The reverse water gas shift reaction reacts carbon dioxide with hydrogen to produce carbon monoxide and water:
(3) CO2(g) + H2(g) → CO(g) + H2O(v)
Combining reactions (1) and (3), we get:
(4) 3 CO2(g) + 6 H2(g) → CH4(g) + 2 CO(g) + 4 H2O(v)
The H2O is electrolysed, storing the O2 and recycling the H2 back through reaction (4), just as we did with reaction 1. This produces 96 tonnes of O2, which is enough oxygen for the bipropellant plus 12 tonnes spare. The surplus oxygen can be used to top up the hab, pressurised rover or surface suit oxygen tanks. In addition, the CO produced in reaction (4) could potentially be used as rover or generator fuel.
The value of this approach should be clear. Bringing only 6 tonnes of H2 from Earth is significantly cheaper and easier than transporting 108 tonnes of bipropellant! Launching the crew from Mars at the end of the surface stay is one of the most challenging aspects of any H2M mission, which is why many people, including the designers of Mars One, have opted for one-way missions. Yet, naturally, most mission planners – especially those from governmental space agencies – are inclined or obliged to plan for the crew to return to Earth. This one idea presented in Mars Direct suddenly made this a whole lot easier to achieve, which is why it had such a big impact on the Mars community. It became a core design feature of several new H2M architectures, including the NASA Design Reference Mission.
Hydrogen on Mars
Of course, this approach begs the question: if it makes sense to manufacture rocket fuel from local Martian resources, why do we need to carry even 6 tonnes of hydrogen from Earth? Hydrogen is notoriously difficult to store in space. Large tanks are required, due to its low density, and because H2 molecules are so small, at least 0.5% per day boils off and leaks away into space. The amount launched from Earth has to be more than 6 tonnes to allow for this boil-off.

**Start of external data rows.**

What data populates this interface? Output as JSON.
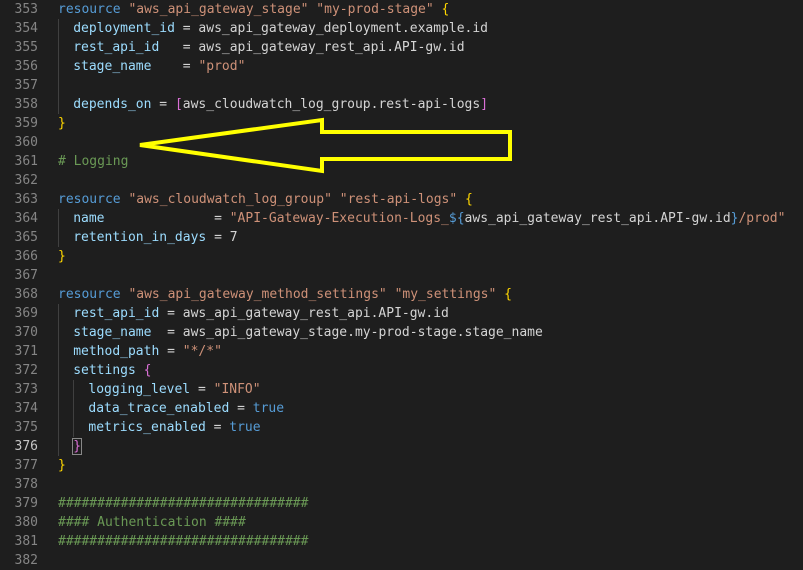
{
  "colors": {
    "background": "#1e1e1e",
    "gutter": "#858585",
    "keyword": "#569cd6",
    "string": "#ce9178",
    "attribute": "#9cdcfe",
    "comment": "#6a9955",
    "arrow": "#ffff00"
  },
  "editor": {
    "current_line": "376",
    "lines": [
      {
        "num": "353",
        "indent": 0,
        "tokens": [
          [
            "kw",
            "resource "
          ],
          [
            "str",
            "\"aws_api_gateway_stage\""
          ],
          [
            "plain",
            " "
          ],
          [
            "str",
            "\"my-prod-stage\""
          ],
          [
            "plain",
            " "
          ],
          [
            "b1",
            "{"
          ]
        ]
      },
      {
        "num": "354",
        "indent": 1,
        "tokens": [
          [
            "attr",
            "deployment_id"
          ],
          [
            "plain",
            " = aws_api_gateway_deployment.example.id"
          ]
        ]
      },
      {
        "num": "355",
        "indent": 1,
        "tokens": [
          [
            "attr",
            "rest_api_id"
          ],
          [
            "plain",
            "   = aws_api_gateway_rest_api.API-gw.id"
          ]
        ]
      },
      {
        "num": "356",
        "indent": 1,
        "tokens": [
          [
            "attr",
            "stage_name"
          ],
          [
            "plain",
            "    = "
          ],
          [
            "str",
            "\"prod\""
          ]
        ]
      },
      {
        "num": "357",
        "indent": 1,
        "tokens": []
      },
      {
        "num": "358",
        "indent": 1,
        "tokens": [
          [
            "attr",
            "depends_on"
          ],
          [
            "plain",
            " = "
          ],
          [
            "b2",
            "["
          ],
          [
            "plain",
            "aws_cloudwatch_log_group.rest-api-logs"
          ],
          [
            "b2",
            "]"
          ]
        ]
      },
      {
        "num": "359",
        "indent": 0,
        "tokens": [
          [
            "b1",
            "}"
          ]
        ]
      },
      {
        "num": "360",
        "indent": 0,
        "tokens": []
      },
      {
        "num": "361",
        "indent": 0,
        "tokens": [
          [
            "com",
            "# Logging"
          ]
        ]
      },
      {
        "num": "362",
        "indent": 0,
        "tokens": []
      },
      {
        "num": "363",
        "indent": 0,
        "tokens": [
          [
            "kw",
            "resource "
          ],
          [
            "str",
            "\"aws_cloudwatch_log_group\""
          ],
          [
            "plain",
            " "
          ],
          [
            "str",
            "\"rest-api-logs\""
          ],
          [
            "plain",
            " "
          ],
          [
            "b1",
            "{"
          ]
        ]
      },
      {
        "num": "364",
        "indent": 1,
        "tokens": [
          [
            "attr",
            "name"
          ],
          [
            "plain",
            "              = "
          ],
          [
            "str",
            "\"API-Gateway-Execution-Logs_"
          ],
          [
            "interp",
            "${"
          ],
          [
            "plain",
            "aws_api_gateway_rest_api.API-gw.id"
          ],
          [
            "interp",
            "}"
          ],
          [
            "str",
            "/prod\""
          ]
        ]
      },
      {
        "num": "365",
        "indent": 1,
        "tokens": [
          [
            "attr",
            "retention_in_days"
          ],
          [
            "plain",
            " = 7"
          ]
        ]
      },
      {
        "num": "366",
        "indent": 0,
        "tokens": [
          [
            "b1",
            "}"
          ]
        ]
      },
      {
        "num": "367",
        "indent": 0,
        "tokens": []
      },
      {
        "num": "368",
        "indent": 0,
        "tokens": [
          [
            "kw",
            "resource "
          ],
          [
            "str",
            "\"aws_api_gateway_method_settings\""
          ],
          [
            "plain",
            " "
          ],
          [
            "str",
            "\"my_settings\""
          ],
          [
            "plain",
            " "
          ],
          [
            "b1",
            "{"
          ]
        ]
      },
      {
        "num": "369",
        "indent": 1,
        "tokens": [
          [
            "attr",
            "rest_api_id"
          ],
          [
            "plain",
            " = aws_api_gateway_rest_api.API-gw.id"
          ]
        ]
      },
      {
        "num": "370",
        "indent": 1,
        "tokens": [
          [
            "attr",
            "stage_name"
          ],
          [
            "plain",
            "  = aws_api_gateway_stage.my-prod-stage.stage_name"
          ]
        ]
      },
      {
        "num": "371",
        "indent": 1,
        "tokens": [
          [
            "attr",
            "method_path"
          ],
          [
            "plain",
            " = "
          ],
          [
            "str",
            "\"*/*\""
          ]
        ]
      },
      {
        "num": "372",
        "indent": 1,
        "tokens": [
          [
            "attr",
            "settings"
          ],
          [
            "plain",
            " "
          ],
          [
            "b2",
            "{"
          ]
        ]
      },
      {
        "num": "373",
        "indent": 2,
        "tokens": [
          [
            "attr",
            "logging_level"
          ],
          [
            "plain",
            " = "
          ],
          [
            "str",
            "\"INFO\""
          ]
        ]
      },
      {
        "num": "374",
        "indent": 2,
        "tokens": [
          [
            "attr",
            "data_trace_enabled"
          ],
          [
            "plain",
            " = "
          ],
          [
            "bool",
            "true"
          ]
        ]
      },
      {
        "num": "375",
        "indent": 2,
        "tokens": [
          [
            "attr",
            "metrics_enabled"
          ],
          [
            "plain",
            " = "
          ],
          [
            "bool",
            "true"
          ]
        ]
      },
      {
        "num": "376",
        "indent": 1,
        "tokens": [
          [
            "b2m",
            "}"
          ]
        ]
      },
      {
        "num": "377",
        "indent": 0,
        "tokens": [
          [
            "b1",
            "}"
          ]
        ]
      },
      {
        "num": "378",
        "indent": 0,
        "tokens": []
      },
      {
        "num": "379",
        "indent": 0,
        "tokens": [
          [
            "com",
            "################################"
          ]
        ]
      },
      {
        "num": "380",
        "indent": 0,
        "tokens": [
          [
            "com",
            "#### Authentication ####"
          ]
        ]
      },
      {
        "num": "381",
        "indent": 0,
        "tokens": [
          [
            "com",
            "################################"
          ]
        ]
      },
      {
        "num": "382",
        "indent": 0,
        "tokens": []
      }
    ]
  }
}
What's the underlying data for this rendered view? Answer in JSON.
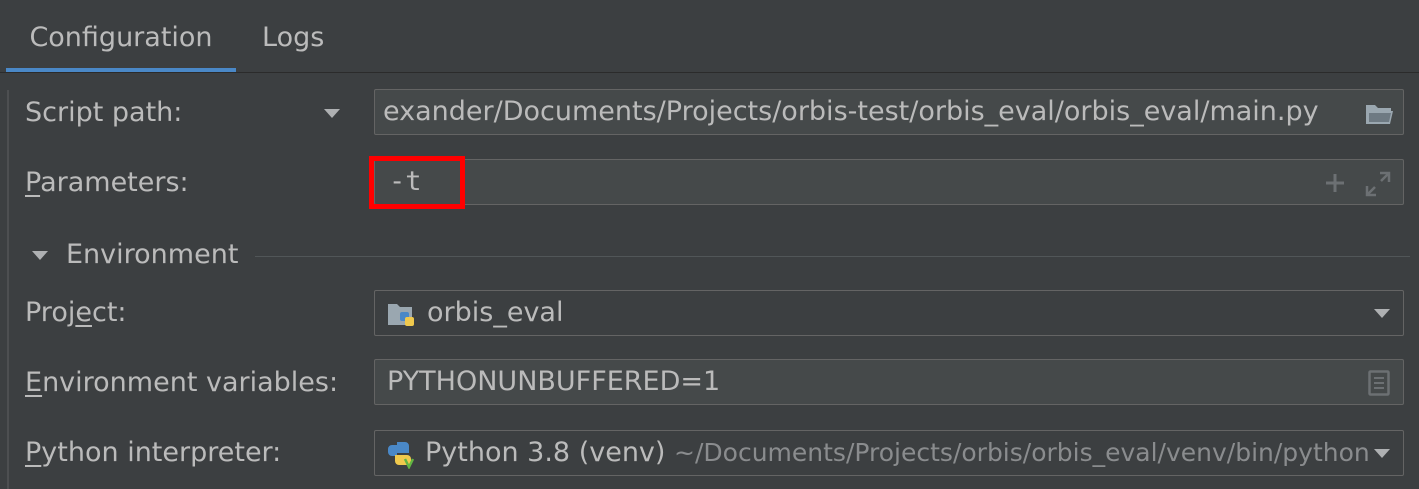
{
  "tabs": [
    {
      "label": "Configuration",
      "active": true
    },
    {
      "label": "Logs",
      "active": false
    }
  ],
  "script": {
    "label": "Script path:",
    "value": "exander/Documents/Projects/orbis-test/orbis_eval/orbis_eval/main.py"
  },
  "parameters": {
    "label_underlined": "P",
    "label_rest": "arameters:",
    "value": "-t"
  },
  "environment": {
    "section_label": "Environment",
    "project_label_a": "Proj",
    "project_label_u": "e",
    "project_label_b": "ct:",
    "project_value": "orbis_eval",
    "envvars_label_u": "E",
    "envvars_label_rest": "nvironment variables:",
    "envvars_value": "PYTHONUNBUFFERED=1",
    "interpreter_label_u": "P",
    "interpreter_label_rest": "ython interpreter:",
    "interpreter_name": "Python 3.8 (venv)",
    "interpreter_path": "~/Documents/Projects/orbis/orbis_eval/venv/bin/python"
  },
  "colors": {
    "background": "#3c3f41",
    "field": "#45494a",
    "accent": "#4a88c7",
    "highlight": "#ff0000"
  },
  "icons": [
    "chevron-down-icon",
    "folder-icon",
    "plus-icon",
    "expand-icon",
    "python-project-icon",
    "document-list-icon",
    "python-icon"
  ]
}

But Mars has plenty of hydrogen. Why can’t we use ISRU techniques to obtain and use it?
The problem is that most of the hydrogen on Mars is in the form of water frozen in the regolith, and this simply isn’t as easy to access as the atmosphere. Methods are indeed being researched to obtain water from the regolith; for example, using robots and microwave radiation. But these are possibly too complex for the first H2M mission, which is what Mars Direct is principally designed for.
Hydrogen represents only 1/9 of the mass of water; therefore, to obtain 6 tonnes of hydrogen requires first obtaining 54 tonnes of water.
The Martian atmosphere contains about 0.021% water vapour, which can be accessed. To obtain 54 tonnes of water would require processing almost 260,000 tonnes of Martian atmosphere. If we attempted to achieve this during a 26-month period between launch windows, this means processing about 10,000 tonnes of atmosphere per month, or over 300 tonnes per day. The equipment required to achieve this could weigh more than 6 tonnes, thus offsetting any benefit to this approach.
Nonetheless, it’s inevitable that techniques will be developed for obtaining water from the Martian atmosphere, and from the regolith. This will be a crucial capability for human settlement of Mars.